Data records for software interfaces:

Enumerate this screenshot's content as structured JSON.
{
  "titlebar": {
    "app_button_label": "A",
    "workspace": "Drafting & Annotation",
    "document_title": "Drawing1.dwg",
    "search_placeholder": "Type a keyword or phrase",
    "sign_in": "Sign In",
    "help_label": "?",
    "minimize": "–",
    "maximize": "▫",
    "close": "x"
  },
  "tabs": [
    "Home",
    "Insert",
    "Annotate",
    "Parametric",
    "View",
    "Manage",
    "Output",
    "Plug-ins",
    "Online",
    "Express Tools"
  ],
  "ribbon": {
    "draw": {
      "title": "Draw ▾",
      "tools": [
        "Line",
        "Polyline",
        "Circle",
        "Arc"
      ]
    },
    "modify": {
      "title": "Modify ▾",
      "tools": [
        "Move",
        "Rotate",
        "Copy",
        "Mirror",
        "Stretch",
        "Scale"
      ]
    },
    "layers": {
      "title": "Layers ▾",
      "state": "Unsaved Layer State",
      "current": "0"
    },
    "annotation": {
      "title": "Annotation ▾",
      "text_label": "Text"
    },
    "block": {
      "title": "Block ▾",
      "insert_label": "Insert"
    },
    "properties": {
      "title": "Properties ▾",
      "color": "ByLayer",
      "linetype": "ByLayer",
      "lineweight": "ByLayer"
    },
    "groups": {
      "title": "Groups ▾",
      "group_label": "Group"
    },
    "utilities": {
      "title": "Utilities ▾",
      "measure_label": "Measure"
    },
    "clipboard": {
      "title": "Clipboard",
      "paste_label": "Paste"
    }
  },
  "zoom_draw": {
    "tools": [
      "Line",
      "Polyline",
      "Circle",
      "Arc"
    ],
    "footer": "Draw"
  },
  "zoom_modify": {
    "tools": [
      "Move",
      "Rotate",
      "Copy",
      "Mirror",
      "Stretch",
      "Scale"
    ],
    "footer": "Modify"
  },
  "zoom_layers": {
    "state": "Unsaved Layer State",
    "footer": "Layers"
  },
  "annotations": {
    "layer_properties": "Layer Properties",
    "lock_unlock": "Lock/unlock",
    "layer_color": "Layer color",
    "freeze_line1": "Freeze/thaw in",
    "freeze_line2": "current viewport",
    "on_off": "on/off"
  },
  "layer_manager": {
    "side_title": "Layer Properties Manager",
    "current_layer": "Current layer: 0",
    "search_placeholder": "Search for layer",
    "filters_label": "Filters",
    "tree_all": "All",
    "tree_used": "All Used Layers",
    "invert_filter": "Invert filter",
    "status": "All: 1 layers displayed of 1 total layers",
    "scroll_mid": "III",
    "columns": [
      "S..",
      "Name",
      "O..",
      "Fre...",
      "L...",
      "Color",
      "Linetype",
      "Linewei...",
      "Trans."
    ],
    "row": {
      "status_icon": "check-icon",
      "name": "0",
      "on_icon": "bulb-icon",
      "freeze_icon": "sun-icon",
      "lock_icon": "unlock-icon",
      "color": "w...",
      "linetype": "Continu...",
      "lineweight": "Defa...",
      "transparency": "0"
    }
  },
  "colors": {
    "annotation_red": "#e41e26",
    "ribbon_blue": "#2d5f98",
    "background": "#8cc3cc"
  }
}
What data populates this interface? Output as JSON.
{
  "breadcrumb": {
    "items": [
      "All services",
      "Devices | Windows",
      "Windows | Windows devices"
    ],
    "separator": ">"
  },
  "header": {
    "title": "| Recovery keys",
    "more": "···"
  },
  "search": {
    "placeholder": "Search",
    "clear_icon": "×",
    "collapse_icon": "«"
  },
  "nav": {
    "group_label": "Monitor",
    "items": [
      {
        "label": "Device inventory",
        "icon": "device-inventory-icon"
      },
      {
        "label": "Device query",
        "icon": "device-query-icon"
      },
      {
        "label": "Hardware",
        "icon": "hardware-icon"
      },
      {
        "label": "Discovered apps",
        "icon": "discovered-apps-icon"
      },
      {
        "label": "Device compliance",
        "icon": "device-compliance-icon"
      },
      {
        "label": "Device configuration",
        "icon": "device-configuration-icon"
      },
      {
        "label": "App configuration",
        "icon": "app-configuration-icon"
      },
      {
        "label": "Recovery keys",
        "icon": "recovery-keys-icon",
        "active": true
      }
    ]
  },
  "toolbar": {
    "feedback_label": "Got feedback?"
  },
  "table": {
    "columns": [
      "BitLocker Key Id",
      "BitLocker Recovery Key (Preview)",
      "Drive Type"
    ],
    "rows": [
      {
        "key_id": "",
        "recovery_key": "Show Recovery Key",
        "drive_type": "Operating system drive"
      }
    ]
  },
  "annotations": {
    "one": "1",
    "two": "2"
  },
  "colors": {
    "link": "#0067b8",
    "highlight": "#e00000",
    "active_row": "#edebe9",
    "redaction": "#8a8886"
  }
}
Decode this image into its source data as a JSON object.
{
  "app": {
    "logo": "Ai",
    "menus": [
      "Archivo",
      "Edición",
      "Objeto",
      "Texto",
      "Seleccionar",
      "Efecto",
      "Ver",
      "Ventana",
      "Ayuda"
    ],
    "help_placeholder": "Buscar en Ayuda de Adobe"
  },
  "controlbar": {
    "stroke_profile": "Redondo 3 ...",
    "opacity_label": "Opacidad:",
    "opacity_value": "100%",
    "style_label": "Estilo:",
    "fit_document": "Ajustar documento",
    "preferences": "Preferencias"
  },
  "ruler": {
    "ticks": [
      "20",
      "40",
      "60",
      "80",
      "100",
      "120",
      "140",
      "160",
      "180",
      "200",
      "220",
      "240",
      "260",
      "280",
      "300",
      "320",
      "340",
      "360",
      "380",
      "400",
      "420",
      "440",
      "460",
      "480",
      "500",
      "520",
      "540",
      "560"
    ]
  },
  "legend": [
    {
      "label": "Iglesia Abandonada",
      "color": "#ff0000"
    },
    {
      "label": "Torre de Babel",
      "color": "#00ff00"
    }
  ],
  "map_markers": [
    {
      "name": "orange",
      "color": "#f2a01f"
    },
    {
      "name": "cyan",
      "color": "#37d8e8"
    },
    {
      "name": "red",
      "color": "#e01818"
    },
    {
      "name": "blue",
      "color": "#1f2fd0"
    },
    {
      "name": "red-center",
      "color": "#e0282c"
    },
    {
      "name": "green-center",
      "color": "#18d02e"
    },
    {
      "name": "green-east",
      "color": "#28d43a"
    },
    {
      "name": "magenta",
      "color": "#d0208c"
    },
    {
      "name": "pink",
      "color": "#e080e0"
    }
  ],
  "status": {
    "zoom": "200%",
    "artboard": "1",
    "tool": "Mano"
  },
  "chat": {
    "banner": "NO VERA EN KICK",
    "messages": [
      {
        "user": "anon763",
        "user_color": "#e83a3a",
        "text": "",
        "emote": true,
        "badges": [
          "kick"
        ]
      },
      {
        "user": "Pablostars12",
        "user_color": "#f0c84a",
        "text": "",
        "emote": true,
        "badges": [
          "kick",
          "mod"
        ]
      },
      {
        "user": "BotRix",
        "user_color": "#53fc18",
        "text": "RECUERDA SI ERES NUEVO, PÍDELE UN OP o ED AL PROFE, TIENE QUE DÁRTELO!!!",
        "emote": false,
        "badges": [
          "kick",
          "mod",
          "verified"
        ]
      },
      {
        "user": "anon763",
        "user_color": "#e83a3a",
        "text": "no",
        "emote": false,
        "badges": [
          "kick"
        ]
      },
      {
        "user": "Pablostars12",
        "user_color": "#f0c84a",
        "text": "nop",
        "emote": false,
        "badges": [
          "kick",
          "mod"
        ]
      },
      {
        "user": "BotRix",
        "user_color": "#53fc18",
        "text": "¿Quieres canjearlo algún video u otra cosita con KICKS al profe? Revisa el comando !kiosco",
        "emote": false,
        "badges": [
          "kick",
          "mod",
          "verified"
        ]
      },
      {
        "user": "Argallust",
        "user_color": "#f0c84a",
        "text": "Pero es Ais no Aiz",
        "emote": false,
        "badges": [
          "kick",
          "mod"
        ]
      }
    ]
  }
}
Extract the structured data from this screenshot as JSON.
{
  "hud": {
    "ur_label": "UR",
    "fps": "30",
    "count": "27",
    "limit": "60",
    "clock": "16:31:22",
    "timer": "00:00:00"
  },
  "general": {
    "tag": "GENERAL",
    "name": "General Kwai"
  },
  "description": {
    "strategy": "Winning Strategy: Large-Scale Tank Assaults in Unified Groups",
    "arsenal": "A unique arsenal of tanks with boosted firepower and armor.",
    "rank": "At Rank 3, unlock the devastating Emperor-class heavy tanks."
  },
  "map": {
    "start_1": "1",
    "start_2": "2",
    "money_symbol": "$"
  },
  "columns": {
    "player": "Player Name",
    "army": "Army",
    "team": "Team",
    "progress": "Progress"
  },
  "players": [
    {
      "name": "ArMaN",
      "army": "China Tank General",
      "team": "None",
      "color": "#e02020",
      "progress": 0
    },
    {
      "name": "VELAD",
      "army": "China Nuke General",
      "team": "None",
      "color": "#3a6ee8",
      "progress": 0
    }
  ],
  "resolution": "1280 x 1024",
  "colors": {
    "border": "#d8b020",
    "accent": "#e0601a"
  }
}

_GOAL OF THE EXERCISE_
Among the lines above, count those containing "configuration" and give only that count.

_WRITTEN ANSWER_
4